US6135291 *Jan 16, 1998Oct 24, 2000Micron Electronics, Inc.Vertical magazine method for integrated circuit device dispensing, receiving, storing, testing or binning
US6695571Dec 17, 1999Feb 24, 2004Micron Technology, Inc.Vertical magazine method for integrated circuit device dispensing, receiving, storing, testing or binning
US7340076Apr 16, 2003Mar 4, 2008Digimarc CorporationDigital watermarks for unmanned vehicle navigation
Classifications
U.S. Classification414/797.9, 221/273, 209/918, 198/468.01
International ClassificationB65G59/06
Cooperative ClassificationY10S209/918, B65G59/067
European ClassificationB65G59/06D
Legal Events
DateCodeEventDescription
Mar 24, 1998FPExpired due to failure to pay maintenance fee
Effective date: 19980114
Jan 11, 1998LAPSLapse for failure to pay maintenance fees
Aug 19, 1997REMIMaintenance fee reminder mailed
May 3, 1993FPAYFee payment
Year of fee payment: 8
Nov 3, 1992ASAssignment
Owner name: EXCELLON AUTOMATION CO., F/K/A EXCELLON INDUSTRIES
Free format text: RELEASED BY SECURED PARTY;ASSIGNOR:CONTINENTAL BANK N.A.;REEL/FRAME:006312/0934
Effective date: 19921015
Aug 14, 1991ASAssignment
Owner name: EXCELLON AUTOMATION CO.

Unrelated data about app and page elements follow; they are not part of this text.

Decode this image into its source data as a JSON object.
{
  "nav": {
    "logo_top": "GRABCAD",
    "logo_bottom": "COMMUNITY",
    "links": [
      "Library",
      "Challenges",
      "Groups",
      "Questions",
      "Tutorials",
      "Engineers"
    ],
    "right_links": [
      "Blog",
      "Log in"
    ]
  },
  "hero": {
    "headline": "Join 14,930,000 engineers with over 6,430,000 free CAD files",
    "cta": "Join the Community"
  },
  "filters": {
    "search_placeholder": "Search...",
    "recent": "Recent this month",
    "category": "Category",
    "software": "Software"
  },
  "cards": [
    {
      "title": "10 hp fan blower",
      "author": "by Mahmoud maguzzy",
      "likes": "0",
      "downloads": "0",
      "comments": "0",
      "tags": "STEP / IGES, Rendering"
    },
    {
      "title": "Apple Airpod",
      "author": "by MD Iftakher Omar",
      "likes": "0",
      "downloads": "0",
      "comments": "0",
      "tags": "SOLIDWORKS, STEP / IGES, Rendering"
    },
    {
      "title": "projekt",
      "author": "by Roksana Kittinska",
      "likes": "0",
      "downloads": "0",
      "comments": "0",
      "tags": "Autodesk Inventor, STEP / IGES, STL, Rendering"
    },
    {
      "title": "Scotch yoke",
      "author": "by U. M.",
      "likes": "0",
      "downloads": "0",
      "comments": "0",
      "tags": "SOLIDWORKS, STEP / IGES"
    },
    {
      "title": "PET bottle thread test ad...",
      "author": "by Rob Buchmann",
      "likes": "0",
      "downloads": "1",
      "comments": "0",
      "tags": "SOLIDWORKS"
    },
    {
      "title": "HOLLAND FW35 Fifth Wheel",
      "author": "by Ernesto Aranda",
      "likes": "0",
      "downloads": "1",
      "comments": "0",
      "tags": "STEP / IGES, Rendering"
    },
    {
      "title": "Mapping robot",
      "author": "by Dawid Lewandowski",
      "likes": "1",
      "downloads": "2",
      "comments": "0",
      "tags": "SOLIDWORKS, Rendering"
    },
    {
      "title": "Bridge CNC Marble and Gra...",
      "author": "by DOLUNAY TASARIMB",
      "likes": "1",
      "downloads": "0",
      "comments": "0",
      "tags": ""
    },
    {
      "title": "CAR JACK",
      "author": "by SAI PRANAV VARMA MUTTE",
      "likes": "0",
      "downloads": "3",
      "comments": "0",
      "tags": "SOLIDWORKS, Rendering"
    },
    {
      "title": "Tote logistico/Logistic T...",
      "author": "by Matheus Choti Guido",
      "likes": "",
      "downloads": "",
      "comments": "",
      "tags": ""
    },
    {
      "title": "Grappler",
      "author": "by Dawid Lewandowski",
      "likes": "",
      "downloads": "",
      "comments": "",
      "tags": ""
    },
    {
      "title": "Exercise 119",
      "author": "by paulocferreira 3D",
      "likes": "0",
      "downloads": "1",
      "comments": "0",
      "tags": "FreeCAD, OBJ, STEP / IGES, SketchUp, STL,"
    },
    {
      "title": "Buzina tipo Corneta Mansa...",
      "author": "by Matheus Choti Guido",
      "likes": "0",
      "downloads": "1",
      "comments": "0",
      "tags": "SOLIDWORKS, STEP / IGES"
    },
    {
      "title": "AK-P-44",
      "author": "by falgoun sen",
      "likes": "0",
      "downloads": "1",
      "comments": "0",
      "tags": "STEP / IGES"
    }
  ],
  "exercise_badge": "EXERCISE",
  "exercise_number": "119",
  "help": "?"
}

Free format text: CHANGE OF NAME;ASSIGNOR:EXCELLON INDUSTRIES, INC., A CORPORATION OF CA;REEL/FRAME:005816/0046
Effective date: 19910331
Feb 19, 1991ASAssignment
Owner name: CONTINENTAL BANK N.A., 231 SOUTH LASALLE STREET, C
Free format text: SECURITY INTEREST;ASSIGNOR:EXCELLON INDUSTRIES, INC.;REEL/FRAME:005602/0376
Jul 5, 1989FPAYFee payment
Year of fee payment: 4
Apr 15, 1986CCCertificate of correction
Oct 11, 1983ASAssignment
Owner name: EXCELLON INDUSTRIES, 23915 GARNIER ST., TORRANCE,
Free format text: ASSIGNMENT OF ASSIGNORS INTEREST.;ASSIGNORS:ROBERTS, WILLIAM E.;CRIPPS, MILO;REEL/FRAME:004176/0069
Effective date: 19830812
Free format text: ASSIGNMENT OF ASSIGNORS INTEREST;ASSIGNORS:ROBERTS, WILLIAM E.;CRIPPS, MILO;REEL/FRAME:004176/0069
Owner name: EXCELLON INDUSTRIES, A CA CORP., CALIFORNIA